“Now, these barriers are set up for those that are single to practice delayed gratification. … They’re forced to wait. … Because when you’re forced to go deep with somebody, then you understand what’s there. Like if you had sex [in the] first couple of dates, you’re not really worried about going deep.” – DeVon Franklin
Social distancing now enables you to know someone deeply before becoming physically intimate with them. The meaningful conversations you can have may otherwise not happen if you’re focusing more on physical intimacy. DeVon observed that this is especially important because communication is the primary key to a great relationship.
“I think this pandemic … will give those that are single more time to evaluate [and] more time to talk and discuss because … communication is the number one thing to me to evaluate if this person is meant for you or not. … If you all can not communicate and your conversation is not good, I believe that relationship is not going to be a strong long term.” – DeVon Franklin
You may have physical chemistry with someone, but your relationship won’t last long if you’re not good at communicating with them. Have you ever become head over heels for someone after becoming physically involved but later found that they weren’t right for you? Physical intimacy can easily trick us into thinking that we have a connection with someone. Having deep conversations and developing good communication is the key to establishing a long-lasting relationship.
Guys, DeVon Franklin, and I covered so many topics involving relationships that you’re going to want to hear. Check out the full episode, and don’t forget to share it with someone else who will benefit from it.
If you want to learn even more from DeVon, check out his Mentor Mail, where he sends out weekly messages of inspiration!
DeVon gave so much helpful relationship and personal advice, but I want to share one more insight that he gave that may change your life. I asked him what he would say to everyone who is currently in a painful relationship, and he gave such an inspiring answer:
“I would share that you gotta find one good praise to help you navigate your pain. … You got to find one thing that you are thankful for. … When we choose that praise in the midst of our pain, you would be surprised at how it helps someone in that situation navigate the very pain that seems like it’s going to destroy them. … When we choose gratitude, it’s really hard to be disgruntled. … [Say,] I’m so glad this virus hit because it revealed who I was actually living with. … So as much pain as the revelation gave me, I got that praise.'” – DeVon Franklin
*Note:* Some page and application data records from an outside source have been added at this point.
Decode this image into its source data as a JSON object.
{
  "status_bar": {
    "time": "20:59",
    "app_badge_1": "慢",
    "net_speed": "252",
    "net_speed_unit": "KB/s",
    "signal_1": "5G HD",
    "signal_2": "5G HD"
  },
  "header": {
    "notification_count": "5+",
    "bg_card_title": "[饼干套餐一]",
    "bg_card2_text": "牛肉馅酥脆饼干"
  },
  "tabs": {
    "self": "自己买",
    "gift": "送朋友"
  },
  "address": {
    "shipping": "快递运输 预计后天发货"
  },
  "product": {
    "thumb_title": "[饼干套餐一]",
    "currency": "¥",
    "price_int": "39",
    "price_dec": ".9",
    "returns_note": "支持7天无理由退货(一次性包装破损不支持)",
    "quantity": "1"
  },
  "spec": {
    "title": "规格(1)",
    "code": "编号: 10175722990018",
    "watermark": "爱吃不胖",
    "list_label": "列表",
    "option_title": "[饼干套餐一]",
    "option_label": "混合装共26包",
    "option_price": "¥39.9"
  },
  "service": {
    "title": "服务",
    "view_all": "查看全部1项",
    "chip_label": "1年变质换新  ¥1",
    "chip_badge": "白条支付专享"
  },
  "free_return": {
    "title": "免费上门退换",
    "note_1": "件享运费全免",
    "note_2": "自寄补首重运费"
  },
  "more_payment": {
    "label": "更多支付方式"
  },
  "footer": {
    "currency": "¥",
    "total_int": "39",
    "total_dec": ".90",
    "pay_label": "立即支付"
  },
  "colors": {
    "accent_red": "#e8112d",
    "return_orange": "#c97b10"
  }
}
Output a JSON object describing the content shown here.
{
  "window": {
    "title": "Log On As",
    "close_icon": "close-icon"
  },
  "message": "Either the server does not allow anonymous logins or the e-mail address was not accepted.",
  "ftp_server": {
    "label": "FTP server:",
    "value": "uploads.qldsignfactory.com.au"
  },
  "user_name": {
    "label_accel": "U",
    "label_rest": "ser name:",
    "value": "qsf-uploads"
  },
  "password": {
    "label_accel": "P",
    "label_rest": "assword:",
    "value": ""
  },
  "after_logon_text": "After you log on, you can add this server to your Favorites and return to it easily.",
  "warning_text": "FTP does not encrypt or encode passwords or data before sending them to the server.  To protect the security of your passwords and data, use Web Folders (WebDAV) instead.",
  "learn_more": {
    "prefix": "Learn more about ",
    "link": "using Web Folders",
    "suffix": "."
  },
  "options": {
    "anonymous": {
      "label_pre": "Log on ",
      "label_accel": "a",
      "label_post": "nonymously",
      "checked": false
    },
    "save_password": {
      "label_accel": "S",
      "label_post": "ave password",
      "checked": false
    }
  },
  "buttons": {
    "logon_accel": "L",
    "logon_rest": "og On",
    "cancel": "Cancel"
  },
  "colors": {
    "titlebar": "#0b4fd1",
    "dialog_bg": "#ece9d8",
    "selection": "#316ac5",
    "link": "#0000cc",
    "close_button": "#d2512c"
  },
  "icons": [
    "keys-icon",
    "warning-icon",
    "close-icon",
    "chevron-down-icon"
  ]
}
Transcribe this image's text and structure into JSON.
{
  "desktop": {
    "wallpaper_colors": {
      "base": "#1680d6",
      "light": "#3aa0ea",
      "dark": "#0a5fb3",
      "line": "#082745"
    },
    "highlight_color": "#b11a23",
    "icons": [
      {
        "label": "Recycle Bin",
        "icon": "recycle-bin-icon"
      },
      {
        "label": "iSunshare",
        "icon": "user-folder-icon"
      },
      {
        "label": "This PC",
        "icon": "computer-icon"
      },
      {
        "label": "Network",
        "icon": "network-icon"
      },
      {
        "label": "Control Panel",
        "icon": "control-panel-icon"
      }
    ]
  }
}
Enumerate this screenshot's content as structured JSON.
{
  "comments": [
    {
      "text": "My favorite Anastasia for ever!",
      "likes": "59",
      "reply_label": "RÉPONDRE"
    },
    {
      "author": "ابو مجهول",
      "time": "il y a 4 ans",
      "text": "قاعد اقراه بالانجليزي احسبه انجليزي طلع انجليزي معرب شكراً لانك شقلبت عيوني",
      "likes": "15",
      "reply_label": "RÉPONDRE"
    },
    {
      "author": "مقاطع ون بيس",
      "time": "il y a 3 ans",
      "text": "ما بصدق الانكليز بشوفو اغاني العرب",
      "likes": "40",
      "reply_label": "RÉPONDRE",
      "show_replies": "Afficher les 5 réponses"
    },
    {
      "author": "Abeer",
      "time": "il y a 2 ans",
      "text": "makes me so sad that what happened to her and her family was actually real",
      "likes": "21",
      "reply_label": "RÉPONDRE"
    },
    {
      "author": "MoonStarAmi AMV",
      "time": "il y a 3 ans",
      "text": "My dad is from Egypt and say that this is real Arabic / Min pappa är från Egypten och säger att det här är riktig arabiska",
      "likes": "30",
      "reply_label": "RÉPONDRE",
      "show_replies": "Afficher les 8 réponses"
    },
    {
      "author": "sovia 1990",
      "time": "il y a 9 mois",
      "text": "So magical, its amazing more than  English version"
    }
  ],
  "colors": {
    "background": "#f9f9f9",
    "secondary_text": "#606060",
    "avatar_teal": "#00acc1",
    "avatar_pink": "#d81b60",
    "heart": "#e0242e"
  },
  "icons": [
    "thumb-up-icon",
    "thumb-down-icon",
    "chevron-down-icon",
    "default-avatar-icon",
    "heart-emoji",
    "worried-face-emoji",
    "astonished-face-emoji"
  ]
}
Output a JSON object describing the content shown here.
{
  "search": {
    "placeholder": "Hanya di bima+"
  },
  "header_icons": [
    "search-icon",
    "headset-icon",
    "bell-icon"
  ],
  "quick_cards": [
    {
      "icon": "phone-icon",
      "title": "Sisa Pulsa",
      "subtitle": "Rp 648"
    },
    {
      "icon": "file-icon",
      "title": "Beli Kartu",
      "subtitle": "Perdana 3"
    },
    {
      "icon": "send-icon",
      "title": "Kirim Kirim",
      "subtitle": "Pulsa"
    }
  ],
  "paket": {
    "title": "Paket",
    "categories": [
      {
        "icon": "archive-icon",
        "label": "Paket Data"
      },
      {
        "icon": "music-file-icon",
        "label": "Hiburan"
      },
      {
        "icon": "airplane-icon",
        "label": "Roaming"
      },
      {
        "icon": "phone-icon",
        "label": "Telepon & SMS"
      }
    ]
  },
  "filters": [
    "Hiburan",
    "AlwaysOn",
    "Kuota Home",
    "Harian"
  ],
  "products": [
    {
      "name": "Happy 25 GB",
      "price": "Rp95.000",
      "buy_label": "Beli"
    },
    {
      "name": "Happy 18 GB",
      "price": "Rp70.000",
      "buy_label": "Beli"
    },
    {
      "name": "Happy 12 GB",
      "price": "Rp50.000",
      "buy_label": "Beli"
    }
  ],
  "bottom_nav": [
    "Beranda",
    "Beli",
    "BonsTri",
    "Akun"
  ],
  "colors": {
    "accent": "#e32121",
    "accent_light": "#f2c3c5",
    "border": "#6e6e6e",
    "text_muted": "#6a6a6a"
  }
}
Even in our most painful moments, we can find something to be grateful for and get through the challenging periods of our lives. I know that this year has probably been hard for you, but you will get through it, and you can practice gratitude along the way!
Friends, join me on Episode 940 to learn all about creating and growing relationships with DeVon Franklin! It will change your life and help you cultivate better relationships during this period of isolation!